··· Material provided ···
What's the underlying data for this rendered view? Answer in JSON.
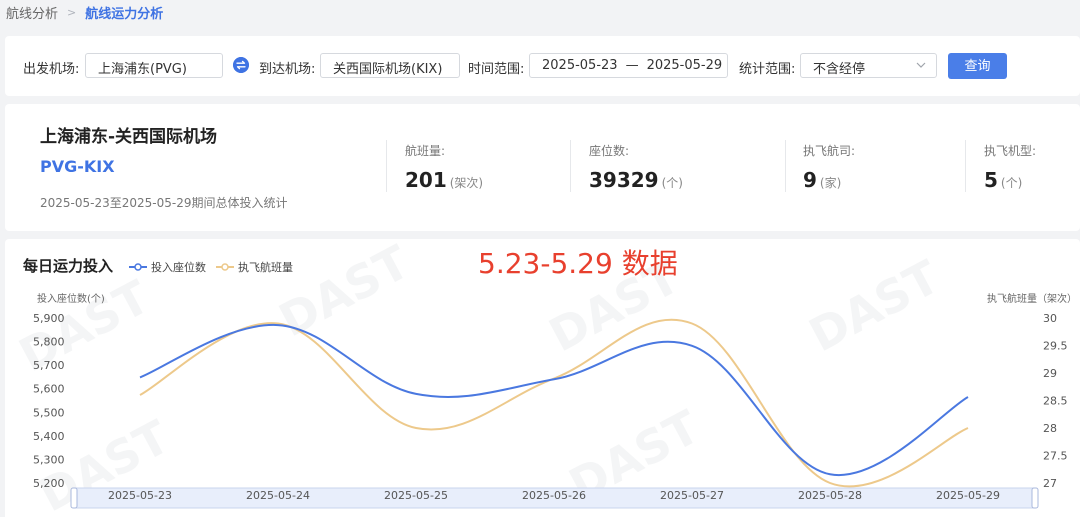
{
  "breadcrumb": {
    "parent": "航线分析",
    "current": "航线运力分析"
  },
  "filters": {
    "departure_label": "出发机场:",
    "departure_value": "上海浦东(PVG)",
    "arrival_label": "到达机场:",
    "arrival_value": "关西国际机场(KIX)",
    "time_label": "时间范围:",
    "date_start": "2025-05-23",
    "date_sep": "—",
    "date_end": "2025-05-29",
    "scope_label": "统计范围:",
    "scope_value": "不含经停",
    "query_button": "查询"
  },
  "summary": {
    "route_name": "上海浦东-关西国际机场",
    "route_code": "PVG-KIX",
    "period_text": "2025-05-23至2025-05-29期间总体投入统计",
    "stats": [
      {
        "label": "航班量:",
        "value": "201",
        "unit": "(架次)"
      },
      {
        "label": "座位数:",
        "value": "39329",
        "unit": "(个)"
      },
      {
        "label": "执飞航司:",
        "value": "9",
        "unit": "(家)"
      },
      {
        "label": "执飞机型:",
        "value": "5",
        "unit": "(个)"
      }
    ]
  },
  "chart_section": {
    "title": "每日运力投入",
    "overlay_note": "5.23-5.29 数据",
    "watermark": "DAST"
  },
  "colors": {
    "accent": "#3f73e3",
    "series_seats": "#4a78e0",
    "series_flights": "#edc98b",
    "note": "#e8402e"
  },
  "chart_data": {
    "type": "line",
    "x": [
      "2025-05-23",
      "2025-05-24",
      "2025-05-25",
      "2025-05-26",
      "2025-05-27",
      "2025-05-28",
      "2025-05-29"
    ],
    "ylabel": "投入座位数(个)",
    "y2label": "执飞航班量（架次）",
    "ylim": [
      5200,
      5900
    ],
    "yticks": [
      "5,900",
      "5,800",
      "5,700",
      "5,600",
      "5,500",
      "5,400",
      "5,300",
      "5,200"
    ],
    "y2lim": [
      27,
      30
    ],
    "y2ticks": [
      "30",
      "29.5",
      "29",
      "28.5",
      "28",
      "27.5",
      "27"
    ],
    "series": [
      {
        "name": "投入座位数",
        "axis": "left",
        "values": [
          5648,
          5870,
          5578,
          5640,
          5782,
          5237,
          5565
        ]
      },
      {
        "name": "执飞航班量",
        "axis": "right",
        "values": [
          28.6,
          29.9,
          28,
          28.9,
          29.9,
          27,
          28
        ]
      }
    ],
    "legend": "top-left",
    "grid": false
  }
}
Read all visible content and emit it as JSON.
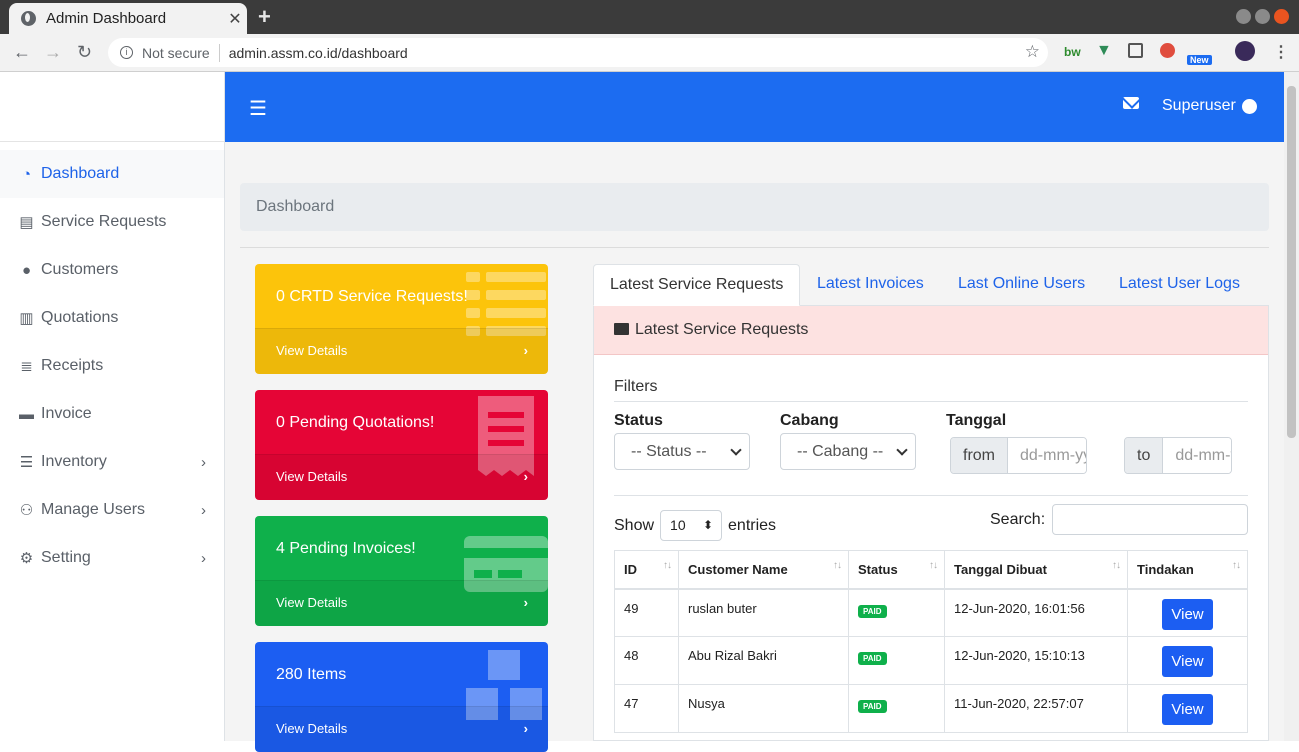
{
  "browser": {
    "tab_title": "Admin Dashboard",
    "tab_close": "✕",
    "new_tab": "+",
    "security": "Not secure",
    "url": "admin.assm.co.id/dashboard",
    "ext_new_badge": "New"
  },
  "topbar": {
    "menu_icon": "☰",
    "user_name": "Superuser"
  },
  "sidebar": {
    "items": [
      {
        "label": "Dashboard",
        "icon": "tachometer-icon",
        "glyph": "◔"
      },
      {
        "label": "Service Requests",
        "icon": "list-icon",
        "glyph": "▤"
      },
      {
        "label": "Customers",
        "icon": "user-circle-icon",
        "glyph": "●"
      },
      {
        "label": "Quotations",
        "icon": "receipt-icon",
        "glyph": "▥"
      },
      {
        "label": "Receipts",
        "icon": "lines-icon",
        "glyph": "≣"
      },
      {
        "label": "Invoice",
        "icon": "credit-card-icon",
        "glyph": "▬"
      },
      {
        "label": "Inventory",
        "icon": "tasks-icon",
        "glyph": "☰"
      },
      {
        "label": "Manage Users",
        "icon": "users-cog-icon",
        "glyph": "⚇"
      },
      {
        "label": "Setting",
        "icon": "gear-icon",
        "glyph": "⚙"
      }
    ]
  },
  "breadcrumb": "Dashboard",
  "cards": [
    {
      "title": "0 CRTD Service Requests!",
      "link": "View Details",
      "color": "#fcc40b"
    },
    {
      "title": "0 Pending Quotations!",
      "link": "View Details",
      "color": "#e50536"
    },
    {
      "title": "4 Pending Invoices!",
      "link": "View Details",
      "color": "#0fb04b"
    },
    {
      "title": "280 Items",
      "link": "View Details",
      "color": "#1c5ef2"
    }
  ],
  "tabs": [
    "Latest Service Requests",
    "Latest Invoices",
    "Last Online Users",
    "Latest User Logs"
  ],
  "panel_title": "Latest Service Requests",
  "filters": {
    "heading": "Filters",
    "status_label": "Status",
    "status_value": "-- Status --",
    "cabang_label": "Cabang",
    "cabang_value": "-- Cabang --",
    "tanggal_label": "Tanggal",
    "from": "from",
    "from_placeholder": "dd-mm-yyyy",
    "to": "to",
    "to_placeholder": "dd-mm-yyyy"
  },
  "table_controls": {
    "show": "Show",
    "entries_value": "10",
    "entries": "entries",
    "search": "Search:"
  },
  "table": {
    "headers": [
      "ID",
      "Customer Name",
      "Status",
      "Tanggal Dibuat",
      "Tindakan"
    ],
    "rows": [
      {
        "id": "49",
        "name": "ruslan buter",
        "status": "PAID",
        "date": "12-Jun-2020, 16:01:56",
        "action": "View"
      },
      {
        "id": "48",
        "name": "Abu Rizal Bakri",
        "status": "PAID",
        "date": "12-Jun-2020, 15:10:13",
        "action": "View"
      },
      {
        "id": "47",
        "name": "Nusya",
        "status": "PAID",
        "date": "11-Jun-2020, 22:57:07",
        "action": "View"
      }
    ]
  }
}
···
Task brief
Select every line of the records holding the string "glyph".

Written answer
        "glyph": "◔"
        "glyph": "▤"
        "glyph": "●"
        "glyph": "▥"
        "glyph": "≣"
        "glyph": "▬"
        "glyph": "☰"
        "glyph": "⚇"
        "glyph": "⚙"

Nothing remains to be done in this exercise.